As Carll and Hughes-Muse pointed out, the demand for these services appears to be growing.
Michael Hampton opened his Hampton Fiber Mill & Spinnery in the northern Vermont town of Richmond in 2010 and said his one-man operation has been busy ever since and currently has a six-month backlog of work.

“More and more shepherds are realizing the intrinsic value of the wool they produce” and the growing demand for value-added agricultural products that are locally sourced, Hampton said.
“For some shepherds, the fleece is the primary goal,” he said, adding that these producers take great care to optimize both the quality and the quantity of the fiber produced by their flocks. These producers typically have small, diverse flocks and aim to grow wool that is strong, clean and appealing to hand spinners and other fiber artists, he explained.

Hampton said clean-wool prices for the best commodity wool are about $3 per pound, but producers of high-quality hand-spinning fleeces can charge in excess of $20 per pound for their unwashed wool.

These producers, he said, are rewarded for their yearlong efforts to optimize nutrition and eliminate sources of fiber contamination -- and for the steps they take on shearing day to remove defective fiber from each fleece on the skirting table.

For other shepherds, Hampton added, wool is a secondary commodity that is coincidental to the production of lamb meat. Meat producers tend to be less concerned about the quality of the fiber and thus take fewer steps to protect the clip throughout the year and on shearing day, he said.
Hampton, who is also a Vermont Sheep and Goat Association board member, said that although wool has value, “a typical meat or dual-purpose breed of sheep produces wool that is not as appealing” to hand-spinners and other fiber artists. This wool is more likely to be destined for commodity markets.
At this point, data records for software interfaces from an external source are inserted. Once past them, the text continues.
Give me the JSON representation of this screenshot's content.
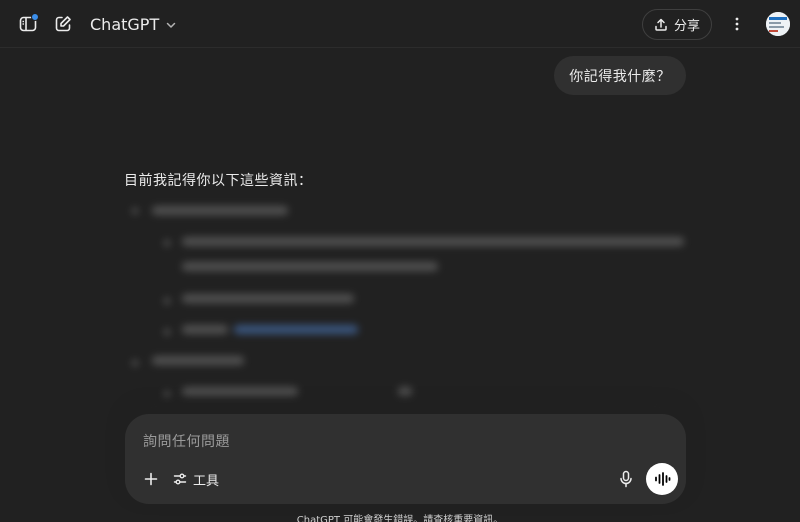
{
  "header": {
    "model_name": "ChatGPT",
    "share_label": "分享"
  },
  "conversation": {
    "user_message": "你記得我什麼？",
    "assistant_intro": "目前我記得你以下這些資訊："
  },
  "composer": {
    "placeholder": "詢問任何問題",
    "tools_label": "工具"
  },
  "footer": {
    "disclaimer": "ChatGPT 可能會發生錯誤。請查核重要資訊。"
  },
  "colors": {
    "background": "#212121",
    "bubble": "#303030",
    "notification_dot": "#3b8eea"
  },
  "icons": [
    "sidebar-toggle-icon",
    "new-chat-icon",
    "chevron-down-icon",
    "share-icon",
    "more-vertical-icon",
    "avatar",
    "plus-icon",
    "tools-icon",
    "microphone-icon",
    "voice-waveform-icon"
  ]
}
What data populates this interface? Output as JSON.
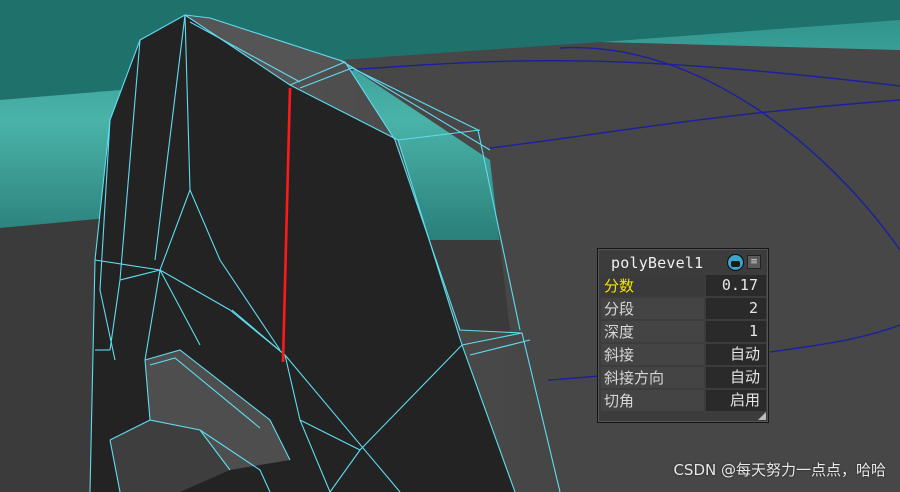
{
  "panel": {
    "title": "polyBevel1",
    "header_icon": "node-icon",
    "menu_icon": "menu-icon",
    "rows": [
      {
        "label": "分数",
        "value": "0.17",
        "active": true
      },
      {
        "label": "分段",
        "value": "2"
      },
      {
        "label": "深度",
        "value": "1"
      },
      {
        "label": "斜接",
        "value": "自动"
      },
      {
        "label": "斜接方向",
        "value": "自动"
      },
      {
        "label": "切角",
        "value": "启用"
      }
    ]
  },
  "watermark": "CSDN @每天努力一点点，哈哈",
  "colors": {
    "wireframe": "#5fdcf0",
    "selected_edge": "#ff1a1a",
    "active_label": "#f2e600",
    "background_teal": "#3aa89e",
    "navy_curve": "#1c1f9e"
  }
}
Still, he said, a properly prepared wool clip optimizes the financial return for the producer, regardless of the type of wool.

“It all becomes apparent on shearing day,” Hampton said.